In his resignation letter to Horgan, Lekstrom said his recommendations to amend the West Moberly-Saulteaux deal were not being implemented and local governments were still not allowed a say.

RELATED: Local governments won’t be sidelined, Donaldson says

B.C. VIEWS: Wolf kill, not backcountry bans, saving caribou

Lekstrom joined Chetwynd Mayor Allen Courtoreille in denouncing the deal after it was released Friday.

“To sign an agreement of this magnitude with little or no understanding of the socio-economic impacts that it will have on our region is disgraceful,” Lekstrom said in a statement issued by the District of Chetwynd.

In a statement Friday, Donaldson said the West Moberly and Saulteaux agreed to changes that “provide more opportunities for local government in caribou recovery work.”

The B.C. government is continuing its work through the Habitat Conservation Trust Foundation’s caribou fund with a new round of projects to decommission resource roads, plant native trees and plants and distribute woody debris to restore wilderness and disrupt predator travel.

Applications closed Nov. 1 for the latest round of enhancement and restoration grants, from an annual budget of about $6 million. The latest round of projects is due to be announced in mid-March.

The foundation’s work was given an initial $2 million in the spring of 2018, as part of a lengthy effort by the province to respond to the decline of its 54 known herds.

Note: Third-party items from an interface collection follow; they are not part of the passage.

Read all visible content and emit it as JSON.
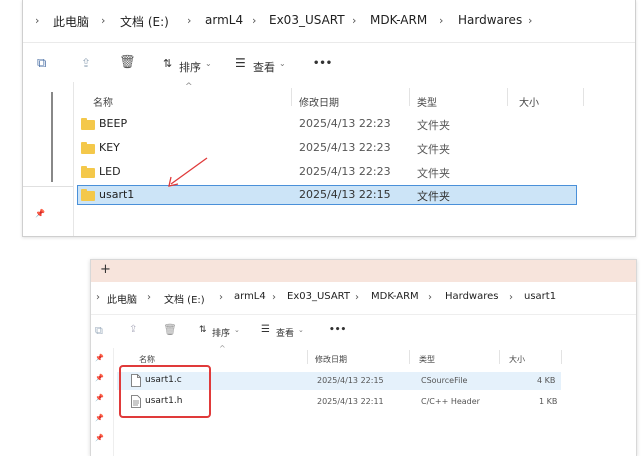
{
  "win1": {
    "breadcrumb": [
      "此电脑",
      "文档 (E:)",
      "armL4",
      "Ex03_USART",
      "MDK-ARM",
      "Hardwares"
    ],
    "toolbar": {
      "sort_label": "排序",
      "view_label": "查看",
      "more_label": "•••"
    },
    "columns": [
      "名称",
      "修改日期",
      "类型",
      "大小"
    ],
    "rows": [
      {
        "name": "BEEP",
        "date": "2025/4/13 22:23",
        "type": "文件夹"
      },
      {
        "name": "KEY",
        "date": "2025/4/13 22:23",
        "type": "文件夹"
      },
      {
        "name": "LED",
        "date": "2025/4/13 22:23",
        "type": "文件夹"
      },
      {
        "name": "usart1",
        "date": "2025/4/13 22:15",
        "type": "文件夹"
      }
    ]
  },
  "win2": {
    "tab_plus": "+",
    "breadcrumb": [
      "此电脑",
      "文档 (E:)",
      "armL4",
      "Ex03_USART",
      "MDK-ARM",
      "Hardwares",
      "usart1"
    ],
    "toolbar": {
      "sort_label": "排序",
      "view_label": "查看",
      "more_label": "•••"
    },
    "columns": [
      "名称",
      "修改日期",
      "类型",
      "大小"
    ],
    "rows": [
      {
        "name": "usart1.c",
        "date": "2025/4/13 22:15",
        "type": "CSourceFile",
        "size": "4 KB"
      },
      {
        "name": "usart1.h",
        "date": "2025/4/13 22:11",
        "type": "C/C++ Header",
        "size": "1 KB"
      }
    ]
  },
  "colors": {
    "selected_bg": "#cce4f7",
    "selected_border": "#4a90d9",
    "hover_bg": "#e5f1fb",
    "annotation_red": "#e03a3a",
    "tab_bar": "#f7e4dc"
  }
}
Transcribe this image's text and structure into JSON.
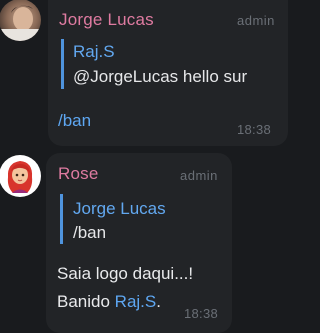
{
  "messages": [
    {
      "sender": "Jorge Lucas",
      "sender_color": "#df7ba1",
      "badge": "admin",
      "reply": {
        "author": "Raj.S",
        "text": "@JorgeLucas hello sur"
      },
      "text": "/ban",
      "text_color": "#5ea7f2",
      "time": "18:38"
    },
    {
      "sender": "Rose",
      "sender_color": "#df7ba1",
      "badge": "admin",
      "reply": {
        "author": "Jorge Lucas",
        "text": "/ban"
      },
      "line1": "Saia logo daqui...!",
      "line2_prefix": "Banido ",
      "line2_link": "Raj.S",
      "line2_suffix": ".",
      "time": "18:38"
    }
  ],
  "colors": {
    "background": "#191b1e",
    "bubble": "#222427",
    "link": "#5ea7f2",
    "reply_bar": "#4f94de"
  },
  "icons": {
    "avatar_1": "user-photo-avatar",
    "avatar_2": "rose-bot-cartoon-avatar"
  }
}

Its first set of 11 projects included a lichen restoration area in the Tweedsmuir region, restoring 10 km of forest roads to benefit the Chase caribou herd, and restoring an oil and gas exploration road west of Chetwynd that affects the Klinse-Za and Scott herds.


@tomfletcherbc
tfletcher@blackpress.ca

Like us on Facebook and follow us on Twitter.

BC legislatureCaribou

Get local stories you won't find anywhere else right to your inbox.
Sign up here

Just Posted

Vehicle goes up in smoke in Kelowna garage

Fire department on-scene in 200 block of Poplar Point Drive near Knox Mountain

COSAR rescues two lost hikers from Okanagan Mountain Park

Two male hikers were overdue from a hike they left for on the morning of March 28

Okanagan Spirits donating free sanitizer to those most at risk during COVID-19 pandemic

The Okanagan distillery has ceased spirits operations and has produced over 3,000 litres of sanitizer since March 26

RCMP, firefighters rally in support for health care workers in Kelowna

Pandosy Street was packed with supporters Saturday night

Social media a blessing and a curse during time of crisis: B.C. communication expert

‘In moments of crisis, fear is very real and palpable,’ says SFU’s Peter Chow-White

No plans to call in military right now to enforce COVID-19 quarantine: Trudeau

Trudeau unveils $7.5M for Kids Help Phone, $9M for vulnerable seniors amid COVID-19

Okanagan women spending quarantine making masks

Group at Predator Ridge, and a colleague in Vernon, keeping busy making surgical masks for others

QUIZ: How much do you know about the Olympics?

Put your knowledge to the test with these 12 questions

B.C. announces $3M for food banks to increase capacity during COVID-19

It is not clear how much of the money will flow towards Greater Victoria food banks

B.C. is seeing the highest rate of COVID-19 recovery in Canada, and there’s a few reasons why

British Columbia was one of the first to see rise in COVID-19 cases, and has also switched up testing

World COVID-19 update: U.S. expects 100,000 deaths; Oregon declares disaster

Comprehensive update of world news for Sunday, March 19.

Second million-dollar lotto ticket sold in Okanagan

Twice, in less than a month, somebody won Guaranteed Match Number prize with ticket bought in Vernon

No hesitation; two bystanders assist in South Okanagan house fire rescue

“I’d do it for anybody,” says Penticton man after assisting in house fire rescue

Most Read